*ASSIGNMENT*
Reproduce, exactly and in full, only the lines below from the one containing "Extract the structured" through the one containing "What data populates".

*AVAILABLE DATA*
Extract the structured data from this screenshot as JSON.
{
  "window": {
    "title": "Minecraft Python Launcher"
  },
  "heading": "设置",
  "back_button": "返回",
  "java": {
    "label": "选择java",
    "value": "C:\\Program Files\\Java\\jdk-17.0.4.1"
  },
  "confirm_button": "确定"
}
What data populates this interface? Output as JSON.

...

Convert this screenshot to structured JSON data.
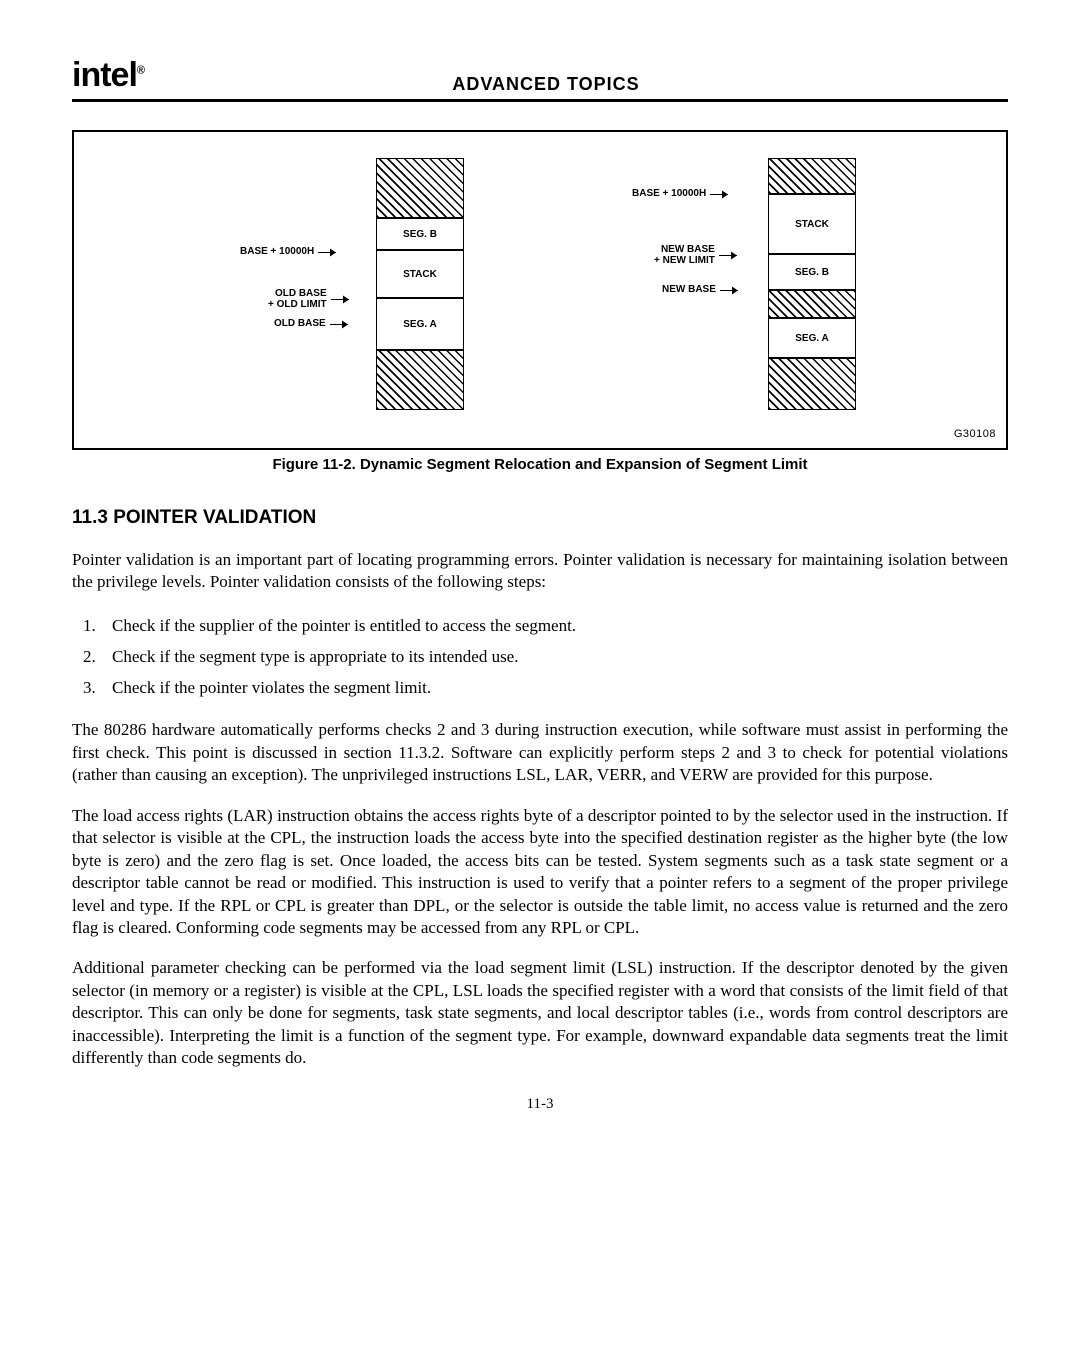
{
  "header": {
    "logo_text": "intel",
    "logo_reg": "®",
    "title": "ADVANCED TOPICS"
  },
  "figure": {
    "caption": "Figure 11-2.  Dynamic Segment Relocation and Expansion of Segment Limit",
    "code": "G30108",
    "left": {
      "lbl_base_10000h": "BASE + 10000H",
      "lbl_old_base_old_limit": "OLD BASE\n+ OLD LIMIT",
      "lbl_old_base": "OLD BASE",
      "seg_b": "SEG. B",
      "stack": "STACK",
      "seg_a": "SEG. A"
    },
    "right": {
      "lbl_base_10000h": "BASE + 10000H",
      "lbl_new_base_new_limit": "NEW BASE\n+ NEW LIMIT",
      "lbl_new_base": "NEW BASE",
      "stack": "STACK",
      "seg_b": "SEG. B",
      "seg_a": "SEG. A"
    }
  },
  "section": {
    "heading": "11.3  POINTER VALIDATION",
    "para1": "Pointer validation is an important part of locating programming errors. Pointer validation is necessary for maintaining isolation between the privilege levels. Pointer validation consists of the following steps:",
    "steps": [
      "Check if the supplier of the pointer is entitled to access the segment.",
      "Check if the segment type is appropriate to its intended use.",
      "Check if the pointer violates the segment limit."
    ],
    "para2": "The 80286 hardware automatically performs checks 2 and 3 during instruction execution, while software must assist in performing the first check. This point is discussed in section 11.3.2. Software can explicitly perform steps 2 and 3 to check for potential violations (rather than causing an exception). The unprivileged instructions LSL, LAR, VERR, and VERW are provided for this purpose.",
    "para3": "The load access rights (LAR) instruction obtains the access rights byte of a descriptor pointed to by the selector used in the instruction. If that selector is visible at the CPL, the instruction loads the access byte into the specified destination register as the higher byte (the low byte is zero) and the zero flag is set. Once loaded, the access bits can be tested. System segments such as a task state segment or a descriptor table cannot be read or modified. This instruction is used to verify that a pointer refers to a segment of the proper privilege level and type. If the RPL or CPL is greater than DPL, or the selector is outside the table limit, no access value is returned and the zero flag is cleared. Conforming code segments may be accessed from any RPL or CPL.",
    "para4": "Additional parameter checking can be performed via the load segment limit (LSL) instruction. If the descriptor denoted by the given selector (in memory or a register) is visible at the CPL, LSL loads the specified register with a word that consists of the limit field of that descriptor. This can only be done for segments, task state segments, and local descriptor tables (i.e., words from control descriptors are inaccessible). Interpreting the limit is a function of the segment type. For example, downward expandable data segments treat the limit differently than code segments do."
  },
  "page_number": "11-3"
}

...

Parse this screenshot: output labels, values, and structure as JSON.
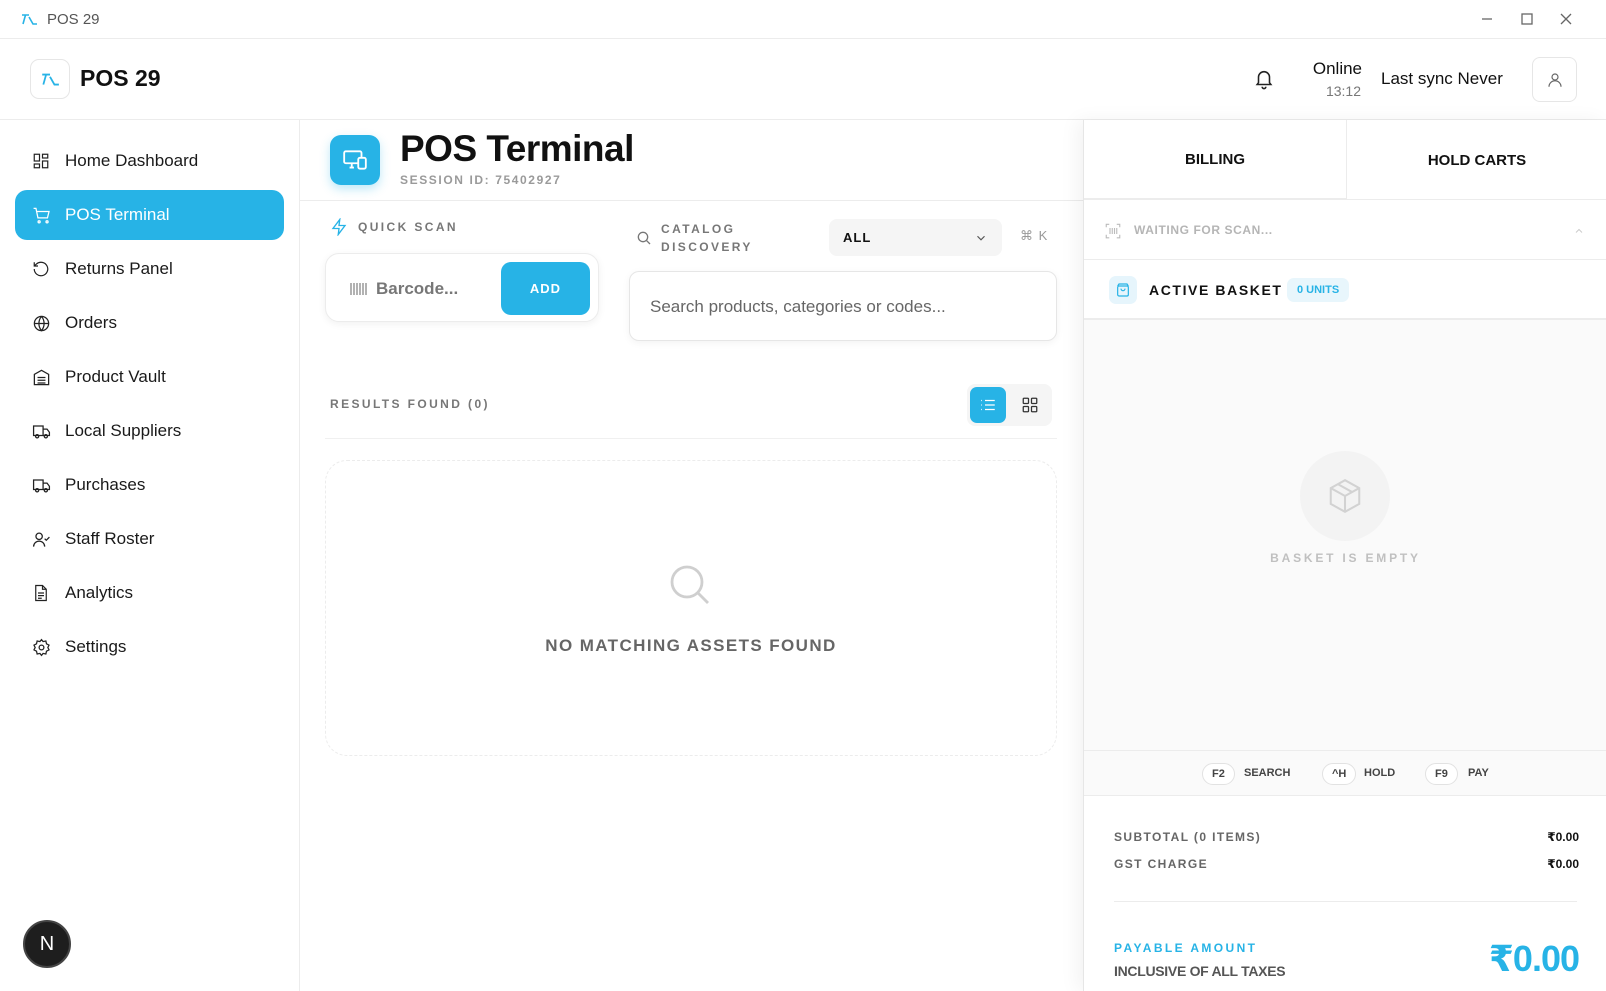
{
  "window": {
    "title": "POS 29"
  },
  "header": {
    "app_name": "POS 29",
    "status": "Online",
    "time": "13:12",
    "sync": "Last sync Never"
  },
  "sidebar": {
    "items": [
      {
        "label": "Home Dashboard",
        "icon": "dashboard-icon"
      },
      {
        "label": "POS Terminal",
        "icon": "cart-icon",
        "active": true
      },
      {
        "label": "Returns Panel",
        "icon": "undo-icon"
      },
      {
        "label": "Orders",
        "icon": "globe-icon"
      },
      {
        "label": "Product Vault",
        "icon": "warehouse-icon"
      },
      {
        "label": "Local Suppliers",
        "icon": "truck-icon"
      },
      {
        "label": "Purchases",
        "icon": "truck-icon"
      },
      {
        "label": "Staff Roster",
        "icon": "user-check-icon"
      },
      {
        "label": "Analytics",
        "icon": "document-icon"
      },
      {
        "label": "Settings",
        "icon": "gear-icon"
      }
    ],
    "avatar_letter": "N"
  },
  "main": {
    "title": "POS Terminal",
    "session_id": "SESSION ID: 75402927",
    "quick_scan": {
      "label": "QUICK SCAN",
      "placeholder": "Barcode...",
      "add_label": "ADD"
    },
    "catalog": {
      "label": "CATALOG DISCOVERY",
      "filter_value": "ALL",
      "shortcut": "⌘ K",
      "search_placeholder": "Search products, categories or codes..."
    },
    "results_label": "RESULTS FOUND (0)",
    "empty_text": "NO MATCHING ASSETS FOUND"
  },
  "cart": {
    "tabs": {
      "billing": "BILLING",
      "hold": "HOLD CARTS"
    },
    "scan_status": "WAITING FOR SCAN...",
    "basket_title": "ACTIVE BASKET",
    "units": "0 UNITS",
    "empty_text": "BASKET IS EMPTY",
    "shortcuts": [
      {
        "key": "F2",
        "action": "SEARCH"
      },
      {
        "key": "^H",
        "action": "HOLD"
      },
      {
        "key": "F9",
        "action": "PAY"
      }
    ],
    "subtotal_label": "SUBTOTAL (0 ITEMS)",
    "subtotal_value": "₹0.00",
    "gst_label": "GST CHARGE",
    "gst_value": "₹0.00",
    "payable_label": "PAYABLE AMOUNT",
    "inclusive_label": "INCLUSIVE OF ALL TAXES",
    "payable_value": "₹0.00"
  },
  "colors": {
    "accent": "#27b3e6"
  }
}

*RESPONSE BELOW*
Extract the structured data from this screenshot as JSON.
{
  "window": {
    "title": "Minecraft Python Launcher"
  },
  "heading": "设置",
  "back_button": "返回",
  "java": {
    "label": "选择java",
    "value": "C:\\Program Files\\Java\\jdk-17.0.4.1"
  },
  "confirm_button": "确定"
}
What data populates this interface? Output as JSON.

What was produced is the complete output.